If you want to pan for recruitment gold, then use skill-based, anonymised activities to screen your candidates. Using questions or activities that test the candidates’ ability in a task related to the job (maybe one they’d even be doing on the job) seems like a no-brainer – it bases screening purely on what they can do, rather than what they’ve done or where they’ve come from. Anonymising the answers means if they mess up one question, it doesn’t influence how you assess their subsequent answers. Quite smart, really.
It’s crunch time. The moment has come for you to face those candidates that have leaped over the hurdles of your process by ability alone.
Interviews can be tricky business, wrought with various kinds of bias that come into play throughout our everyday lives. We do, however, have some pretty useful tips on how to limit their influence and ensure you hire the best person.
The first would be to concentrate on skills and problems rather than experience. You want to know what a candidate can do, not where they’ve been, where they went to uni (if at all!), and how much they have in common with you.
The questions should be in a structured format to avoid pressuring the candidate into awkward chit-chat (none of this lads’ banter over beers – it doesn’t prove anything).
The other thing is that multiple interviewers need to be involved. Though this might sound potentially intimidating for a candidate, it’s actually for their benefit.
We all hold unconscious biases of varying shapes and sizes, and leaving the interview to one person increases the possibility of their biases influencing the outcome. Having multiple interviewers involved, who all grade the candidates independently without conferring, makes it far less likely that unconscious bias will play a role in the hiring process.
Increased diversity isn’t just some tag of being socially progressive, it’s a marker of how successful a company is likely to be. A diverse workforce is one that draws from a wider wellspring of knowledge and experience to create resilience and ultimately make an organisation flourish. Using our simple tips, you’ll not only recruit the best person for the job, but you’ll also increase the diversity of your workforce. Win-win.
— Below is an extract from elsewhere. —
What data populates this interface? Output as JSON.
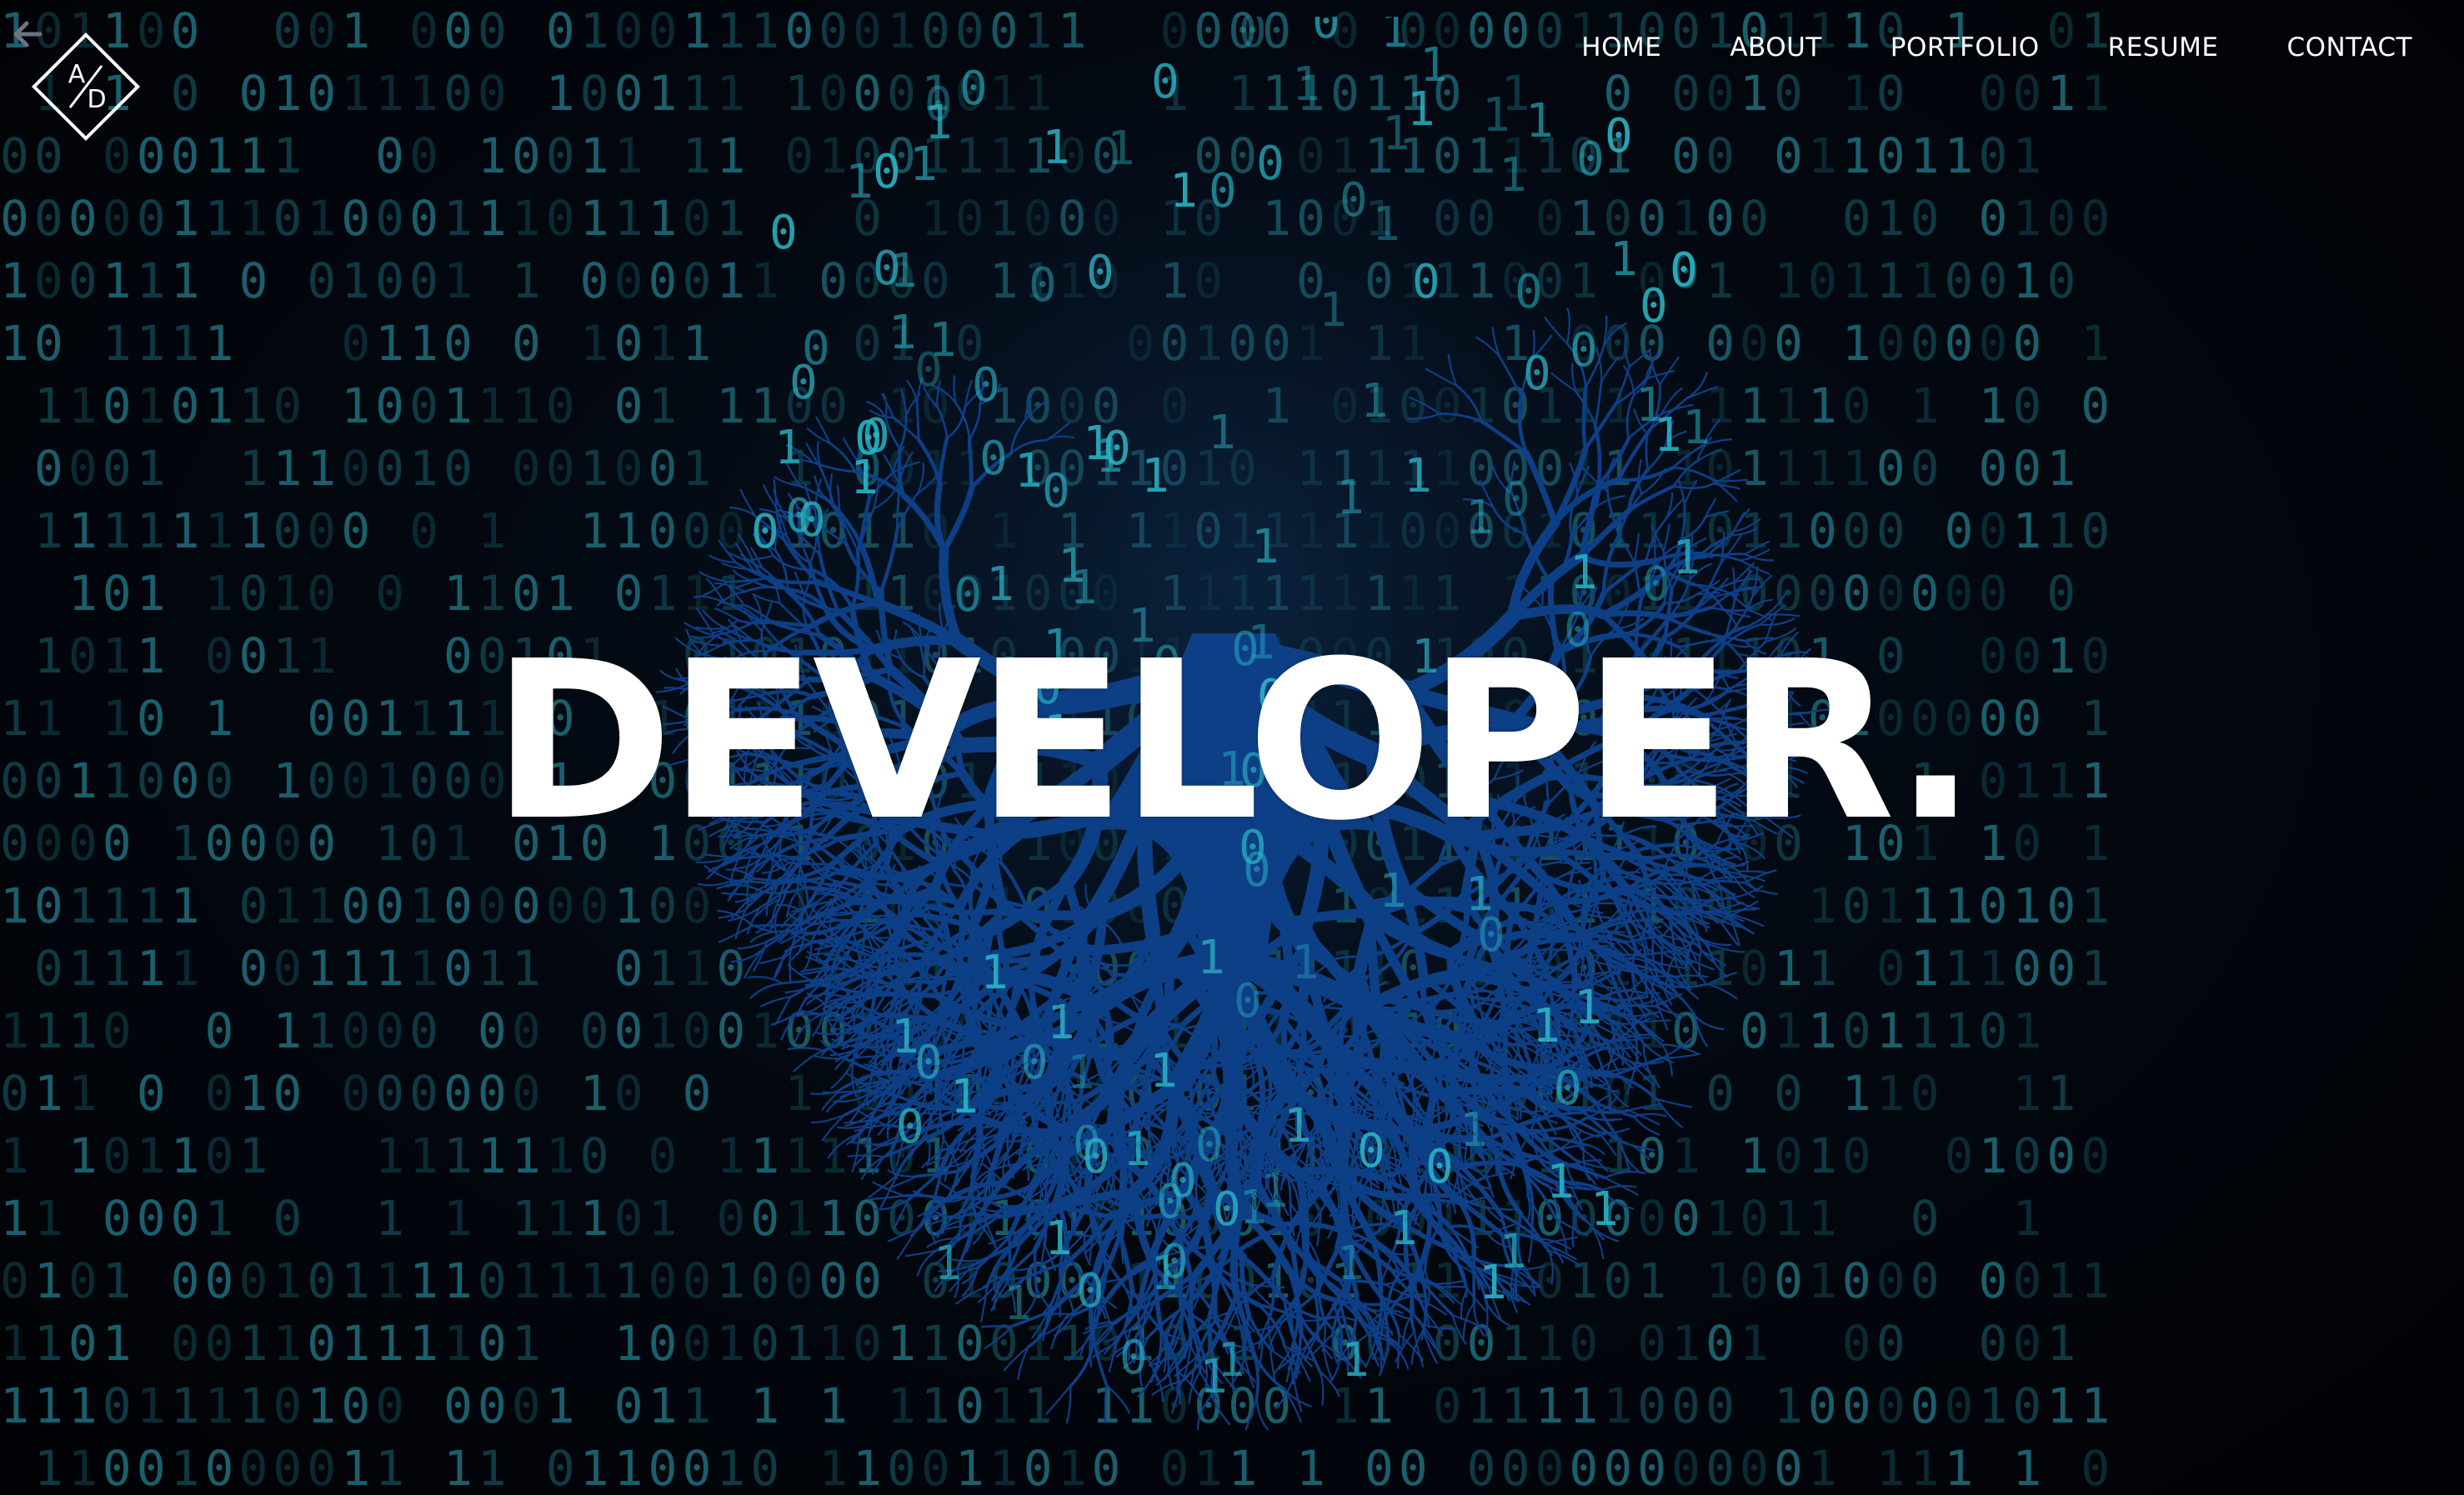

Piqued your interest? Request a free demo of Applied’s software – it’ll show you can increase diversity by concentrating on ability over arbitrary aspects.